What to produce:
Would you repeat the listing below exactly, with no pictures in it?

Study material:

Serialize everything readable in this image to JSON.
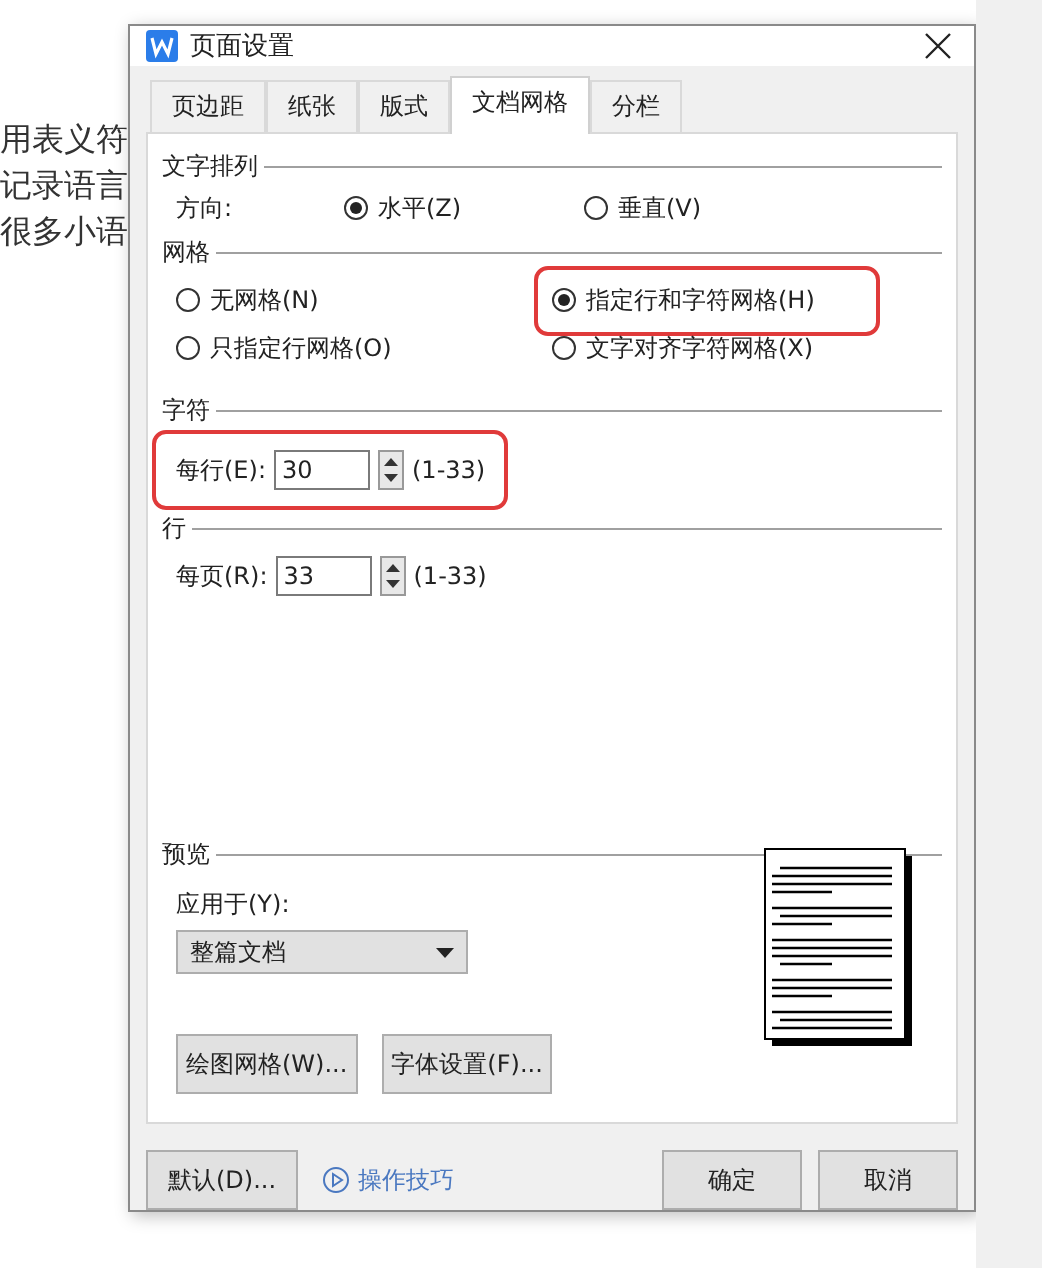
{
  "background_text": [
    "用表义符",
    "记录语言",
    "很多小语"
  ],
  "window": {
    "title": "页面设置"
  },
  "tabs": [
    {
      "label": "页边距",
      "selected": false
    },
    {
      "label": "纸张",
      "selected": false
    },
    {
      "label": "版式",
      "selected": false
    },
    {
      "label": "文档网格",
      "selected": true
    },
    {
      "label": "分栏",
      "selected": false
    }
  ],
  "text_arrangement": {
    "heading": "文字排列",
    "label": "方向:",
    "options": [
      {
        "label": "水平(Z)",
        "selected": true
      },
      {
        "label": "垂直(V)",
        "selected": false
      }
    ]
  },
  "grid": {
    "heading": "网格",
    "options": [
      {
        "label": "无网格(N)",
        "selected": false,
        "highlighted": false
      },
      {
        "label": "指定行和字符网格(H)",
        "selected": true,
        "highlighted": true
      },
      {
        "label": "只指定行网格(O)",
        "selected": false,
        "highlighted": false
      },
      {
        "label": "文字对齐字符网格(X)",
        "selected": false,
        "highlighted": false
      }
    ]
  },
  "characters": {
    "heading": "字符",
    "label": "每行(E):",
    "value": "30",
    "range": "(1-33)",
    "highlighted": true
  },
  "lines": {
    "heading": "行",
    "label": "每页(R):",
    "value": "33",
    "range": "(1-33)"
  },
  "preview": {
    "heading": "预览",
    "apply_label": "应用于(Y):",
    "apply_value": "整篇文档"
  },
  "panel_buttons": [
    "绘图网格(W)...",
    "字体设置(F)..."
  ],
  "footer": {
    "default_button": "默认(D)...",
    "tips_link": "操作技巧",
    "ok_button": "确定",
    "cancel_button": "取消"
  }
}
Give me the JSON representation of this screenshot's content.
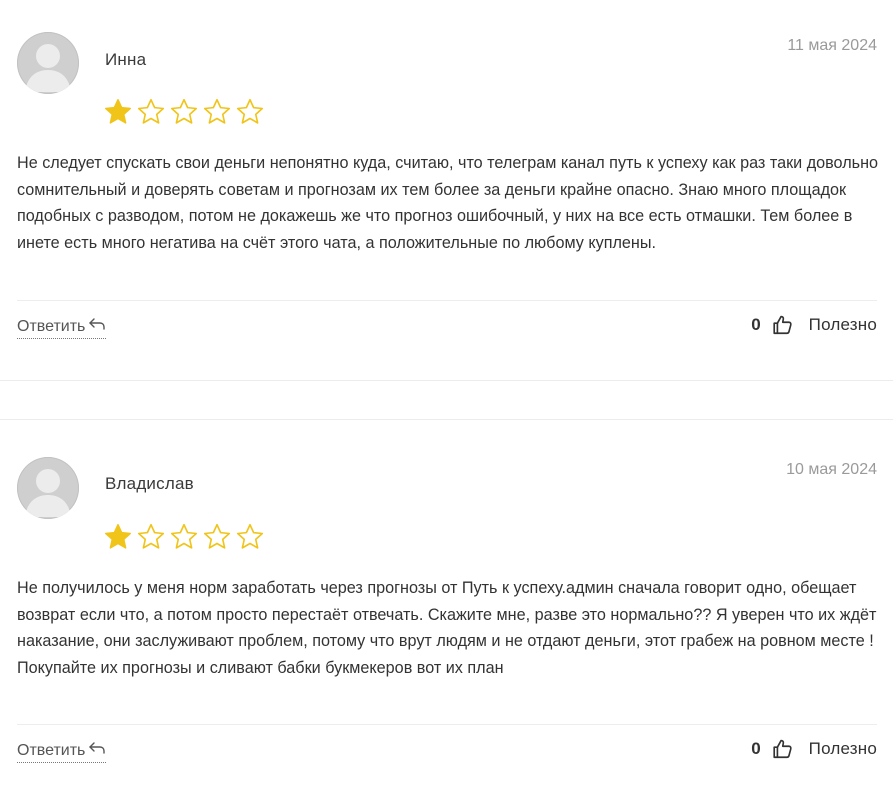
{
  "reviews": [
    {
      "author": "Инна",
      "date": "11 мая 2024",
      "rating": 1,
      "max_rating": 5,
      "text": "Не следует спускать свои деньги непонятно куда, считаю, что телеграм канал путь к успеху как раз таки довольно сомнительный и доверять советам и прогнозам их тем более за деньги крайне опасно. Знаю много площадок подобных с разводом, потом не докажешь же что прогноз ошибочный, у них на все есть отмашки. Тем более в инете есть много негатива на счёт этого чата, а положительные по любому куплены.",
      "reply_label": "Ответить",
      "helpful_count": "0",
      "helpful_label": "Полезно"
    },
    {
      "author": "Владислав",
      "date": "10 мая 2024",
      "rating": 1,
      "max_rating": 5,
      "text": "Не получилось у меня норм заработать через прогнозы от Путь к успеху.админ сначала говорит одно, обещает возврат если что, а потом просто перестаёт отвечать. Скажите мне, разве это нормально?? Я уверен что их ждёт наказание, они заслуживают проблем, потому что врут людям и не отдают деньги, этот грабеж на ровном месте ! Покупайте их прогнозы и сливают бабки букмекеров вот их план",
      "reply_label": "Ответить",
      "helpful_count": "0",
      "helpful_label": "Полезно"
    }
  ],
  "colors": {
    "star_filled": "#f0c419",
    "star_empty_outline": "#f0c419",
    "text": "#333333",
    "date": "#9a9a9a",
    "divider": "#ededed",
    "avatar_bg": "#cfcfcf"
  },
  "icons": {
    "avatar": "user-placeholder-icon",
    "star": "star-icon",
    "reply": "reply-arrow-icon",
    "helpful": "thumbs-up-icon"
  }
}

Reply:
Serialize everything readable in this image to JSON.
{
  "background_text": [
    "用表义符",
    "记录语言",
    "很多小语"
  ],
  "window": {
    "title": "页面设置"
  },
  "tabs": [
    {
      "label": "页边距",
      "selected": false
    },
    {
      "label": "纸张",
      "selected": false
    },
    {
      "label": "版式",
      "selected": false
    },
    {
      "label": "文档网格",
      "selected": true
    },
    {
      "label": "分栏",
      "selected": false
    }
  ],
  "text_arrangement": {
    "heading": "文字排列",
    "label": "方向:",
    "options": [
      {
        "label": "水平(Z)",
        "selected": true
      },
      {
        "label": "垂直(V)",
        "selected": false
      }
    ]
  },
  "grid": {
    "heading": "网格",
    "options": [
      {
        "label": "无网格(N)",
        "selected": false,
        "highlighted": false
      },
      {
        "label": "指定行和字符网格(H)",
        "selected": true,
        "highlighted": true
      },
      {
        "label": "只指定行网格(O)",
        "selected": false,
        "highlighted": false
      },
      {
        "label": "文字对齐字符网格(X)",
        "selected": false,
        "highlighted": false
      }
    ]
  },
  "characters": {
    "heading": "字符",
    "label": "每行(E):",
    "value": "30",
    "range": "(1-33)",
    "highlighted": true
  },
  "lines": {
    "heading": "行",
    "label": "每页(R):",
    "value": "33",
    "range": "(1-33)"
  },
  "preview": {
    "heading": "预览",
    "apply_label": "应用于(Y):",
    "apply_value": "整篇文档"
  },
  "panel_buttons": [
    "绘图网格(W)...",
    "字体设置(F)..."
  ],
  "footer": {
    "default_button": "默认(D)...",
    "tips_link": "操作技巧",
    "ok_button": "确定",
    "cancel_button": "取消"
  }
}
Give me the JSON representation of this screenshot's content.
{
  "reviews": [
    {
      "author": "Инна",
      "date": "11 мая 2024",
      "rating": 1,
      "max_rating": 5,
      "text": "Не следует спускать свои деньги непонятно куда, считаю, что телеграм канал путь к успеху как раз таки довольно сомнительный и доверять советам и прогнозам их тем более за деньги крайне опасно. Знаю много площадок подобных с разводом, потом не докажешь же что прогноз ошибочный, у них на все есть отмашки. Тем более в инете есть много негатива на счёт этого чата, а положительные по любому куплены.",
      "reply_label": "Ответить",
      "helpful_count": "0",
      "helpful_label": "Полезно"
    },
    {
      "author": "Владислав",
      "date": "10 мая 2024",
      "rating": 1,
      "max_rating": 5,
      "text": "Не получилось у меня норм заработать через прогнозы от Путь к успеху.админ сначала говорит одно, обещает возврат если что, а потом просто перестаёт отвечать. Скажите мне, разве это нормально?? Я уверен что их ждёт наказание, они заслуживают проблем, потому что врут людям и не отдают деньги, этот грабеж на ровном месте ! Покупайте их прогнозы и сливают бабки букмекеров вот их план",
      "reply_label": "Ответить",
      "helpful_count": "0",
      "helpful_label": "Полезно"
    }
  ],
  "colors": {
    "star_filled": "#f0c419",
    "star_empty_outline": "#f0c419",
    "text": "#333333",
    "date": "#9a9a9a",
    "divider": "#ededed",
    "avatar_bg": "#cfcfcf"
  },
  "icons": {
    "avatar": "user-placeholder-icon",
    "star": "star-icon",
    "reply": "reply-arrow-icon",
    "helpful": "thumbs-up-icon"
  }
}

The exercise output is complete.